505th Parachute Infantry Regiment, 82nd Airborne Division

First Lieutenant, U.S. Army

Entered the Service from:




Grave Location:

Plot E, Row 21, Grave 21

1stLt. Turner Brashears Turnbull III was a half-Choctaw member of the 505th Parachute Infantry Regiment, 82ndAirborne Division. Turnbull was born in Durant, Okla. on October 30, 1921, to a full-blood Choctaw father and a Scottish mother. His great-grandparents, Turner B. Turnbull, Sr. and Angelico “Jerico” Perkins, walked the infamous Choctaw Trail of Tears. 

Paratroopers of the 82nd Airborne Division, en route to Sicily on July 8, 1943.

Turnbull joined the 180thInfantry of the Oklahoma 45th Division National Guard.  Following training, Turnbull became a paratrooper with the 82ndAirborne Division, serving in the North African, Sicilian, and Italian campaigns. In Sicily he sustained a life-threatening abdominal gunshot wound and was hospitalized in England for four months. Though severely wounded in action, Turnbull still chose to rejoin his unit for the D-Day invasion.

Paratroopers of the 505th Parachute Infantry Regiment take positions around Sainte-Mère- glise during the morning of June 6, 1944.

Under the cover of darkness, Turnbull’s 2ndBattalion, 505thParachute Infantry Regiment, 82ndAirborne Division parachuted into France near Sainte-Mère-Église on the morning of June 6, 1944. Because a major German assault was expected from the north, the 2nd Battalion was ordered to proceed to the hamlet of Neuville-au-Plain, capture it, and set up a defensive line to protect the stronghold of Sainte-Mère-Église. Turnbull set out with a small platoon of 42 men. They made their way through Sainte-Mère-Église and up to the high ground north of the town. 

On D-Day +1, the 505th Parachute Infantry Regiment patrol through Sainte-Mère- glise.

Turnbull had barely made it into position when the German 1058thGrenadier Regiment unleashed an attack, outnumbering the Americans about five to one.  Turnbull’s unit was at a great disadvantage, armed with only a single machine gun, a bazooka team, a few Browning automatic rifles and rifles. It was hardly a match for the strength of the German 1058thGrenadier Regiment. Turnbull deployed what little equipment and few men he had on both sides of the road to block the German attack. 

According to some accounts, no sooner had Turnbull positioned his men than the Germans hit. Turnbull was now confronted with the large enemy column approaching 400 yards away. For eight hours, Turnbull’s small unit fought courageously and held its ground.
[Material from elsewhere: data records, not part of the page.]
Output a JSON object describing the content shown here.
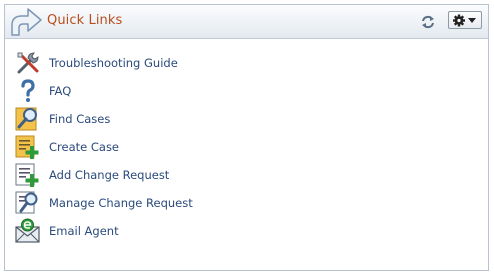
{
  "header": {
    "title": "Quick Links",
    "title_color": "#b84d1d",
    "icons": [
      "header-arrow-icon",
      "refresh-icon",
      "gear-icon",
      "caret-down-icon"
    ]
  },
  "links": [
    {
      "label": "Troubleshooting Guide",
      "icon": "tools-icon"
    },
    {
      "label": "FAQ",
      "icon": "question-mark-icon"
    },
    {
      "label": "Find Cases",
      "icon": "magnifier-icon"
    },
    {
      "label": "Create Case",
      "icon": "create-document-icon"
    },
    {
      "label": "Add Change Request",
      "icon": "add-document-icon"
    },
    {
      "label": "Manage Change Request",
      "icon": "manage-document-icon"
    },
    {
      "label": "Email Agent",
      "icon": "email-icon"
    }
  ],
  "colors": {
    "link": "#2a4a7c",
    "border": "#b9c3cf",
    "header_bg": "#eef2f6"
  }
}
Only 16 of the 42 men who had gone to Neuville-au-Plain survived, but the fight kept the enemy in the north from breaking through while the defenders of Sainte-Mère-Église fought off a simultaneous attack from the south. Turnbull received the Silver Star for this action. 

On the first day of the invasion of fortress Europe, the 505thParachute Infantry Regiment held the line at Sainte-Mère-Église thanks to the 22-year-old officer. On the morning of June 7, Turnbull was on his way to speak to his first sergeant when a mortar round exploded nearby. He was killed instantly. 

Awards: Silver Star, Purple Heart

Turner Brashears Turnbull is buried in Normandy American Cemetery Plot E, Row 21, Grave 21.